◆ **Input records**
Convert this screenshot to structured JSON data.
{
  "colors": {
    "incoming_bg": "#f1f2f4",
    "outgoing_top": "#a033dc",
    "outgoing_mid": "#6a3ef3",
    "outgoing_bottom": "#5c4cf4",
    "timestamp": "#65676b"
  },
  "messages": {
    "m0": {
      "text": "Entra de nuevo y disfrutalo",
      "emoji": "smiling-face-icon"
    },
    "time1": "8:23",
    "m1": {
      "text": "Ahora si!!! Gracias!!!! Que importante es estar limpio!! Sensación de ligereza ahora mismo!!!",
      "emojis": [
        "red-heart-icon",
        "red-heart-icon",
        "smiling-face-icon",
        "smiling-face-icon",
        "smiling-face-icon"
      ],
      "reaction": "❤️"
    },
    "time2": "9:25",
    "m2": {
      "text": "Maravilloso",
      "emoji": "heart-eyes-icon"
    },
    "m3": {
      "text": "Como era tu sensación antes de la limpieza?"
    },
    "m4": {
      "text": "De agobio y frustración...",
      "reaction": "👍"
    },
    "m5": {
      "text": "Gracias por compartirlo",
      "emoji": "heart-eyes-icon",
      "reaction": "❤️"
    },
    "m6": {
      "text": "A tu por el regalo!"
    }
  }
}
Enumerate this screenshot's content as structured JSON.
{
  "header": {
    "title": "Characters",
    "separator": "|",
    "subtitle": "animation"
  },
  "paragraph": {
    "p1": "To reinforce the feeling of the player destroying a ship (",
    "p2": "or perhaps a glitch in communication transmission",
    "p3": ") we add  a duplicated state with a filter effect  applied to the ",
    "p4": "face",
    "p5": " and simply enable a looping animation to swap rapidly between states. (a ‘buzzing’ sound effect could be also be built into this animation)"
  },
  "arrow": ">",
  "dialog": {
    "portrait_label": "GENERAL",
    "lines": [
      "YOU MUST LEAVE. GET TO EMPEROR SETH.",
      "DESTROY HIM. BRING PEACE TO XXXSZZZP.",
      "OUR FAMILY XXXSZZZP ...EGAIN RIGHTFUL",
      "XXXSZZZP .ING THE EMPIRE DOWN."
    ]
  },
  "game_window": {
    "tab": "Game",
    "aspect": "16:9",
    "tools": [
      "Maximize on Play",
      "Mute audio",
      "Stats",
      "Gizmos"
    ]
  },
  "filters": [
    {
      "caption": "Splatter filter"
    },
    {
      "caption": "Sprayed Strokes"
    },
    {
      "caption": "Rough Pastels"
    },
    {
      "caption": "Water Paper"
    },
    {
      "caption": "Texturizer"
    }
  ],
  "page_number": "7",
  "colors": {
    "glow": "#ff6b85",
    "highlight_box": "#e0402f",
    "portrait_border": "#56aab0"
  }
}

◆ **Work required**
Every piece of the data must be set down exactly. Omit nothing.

◆ **Written reply**
Convert this screenshot to structured JSON data.
{
  "colors": {
    "incoming_bg": "#f1f2f4",
    "outgoing_top": "#a033dc",
    "outgoing_mid": "#6a3ef3",
    "outgoing_bottom": "#5c4cf4",
    "timestamp": "#65676b"
  },
  "messages": {
    "m0": {
      "text": "Entra de nuevo y disfrutalo",
      "emoji": "smiling-face-icon"
    },
    "time1": "8:23",
    "m1": {
      "text": "Ahora si!!! Gracias!!!! Que importante es estar limpio!! Sensación de ligereza ahora mismo!!!",
      "emojis": [
        "red-heart-icon",
        "red-heart-icon",
        "smiling-face-icon",
        "smiling-face-icon",
        "smiling-face-icon"
      ],
      "reaction": "❤️"
    },
    "time2": "9:25",
    "m2": {
      "text": "Maravilloso",
      "emoji": "heart-eyes-icon"
    },
    "m3": {
      "text": "Como era tu sensación antes de la limpieza?"
    },
    "m4": {
      "text": "De agobio y frustración...",
      "reaction": "👍"
    },
    "m5": {
      "text": "Gracias por compartirlo",
      "emoji": "heart-eyes-icon",
      "reaction": "❤️"
    },
    "m6": {
      "text": "A tu por el regalo!"
    }
  }
}
Enumerate this screenshot's content as structured JSON.
{
  "header": {
    "title": "Characters",
    "separator": "|",
    "subtitle": "animation"
  },
  "paragraph": {
    "p1": "To reinforce the feeling of the player destroying a ship (",
    "p2": "or perhaps a glitch in communication transmission",
    "p3": ") we add  a duplicated state with a filter effect  applied to the ",
    "p4": "face",
    "p5": " and simply enable a looping animation to swap rapidly between states. (a ‘buzzing’ sound effect could be also be built into this animation)"
  },
  "arrow": ">",
  "dialog": {
    "portrait_label": "GENERAL",
    "lines": [
      "YOU MUST LEAVE. GET TO EMPEROR SETH.",
      "DESTROY HIM. BRING PEACE TO XXXSZZZP.",
      "OUR FAMILY XXXSZZZP ...EGAIN RIGHTFUL",
      "XXXSZZZP .ING THE EMPIRE DOWN."
    ]
  },
  "game_window": {
    "tab": "Game",
    "aspect": "16:9",
    "tools": [
      "Maximize on Play",
      "Mute audio",
      "Stats",
      "Gizmos"
    ]
  },
  "filters": [
    {
      "caption": "Splatter filter"
    },
    {
      "caption": "Sprayed Strokes"
    },
    {
      "caption": "Rough Pastels"
    },
    {
      "caption": "Water Paper"
    },
    {
      "caption": "Texturizer"
    }
  ],
  "page_number": "7",
  "colors": {
    "glow": "#ff6b85",
    "highlight_box": "#e0402f",
    "portrait_border": "#56aab0"
  }
}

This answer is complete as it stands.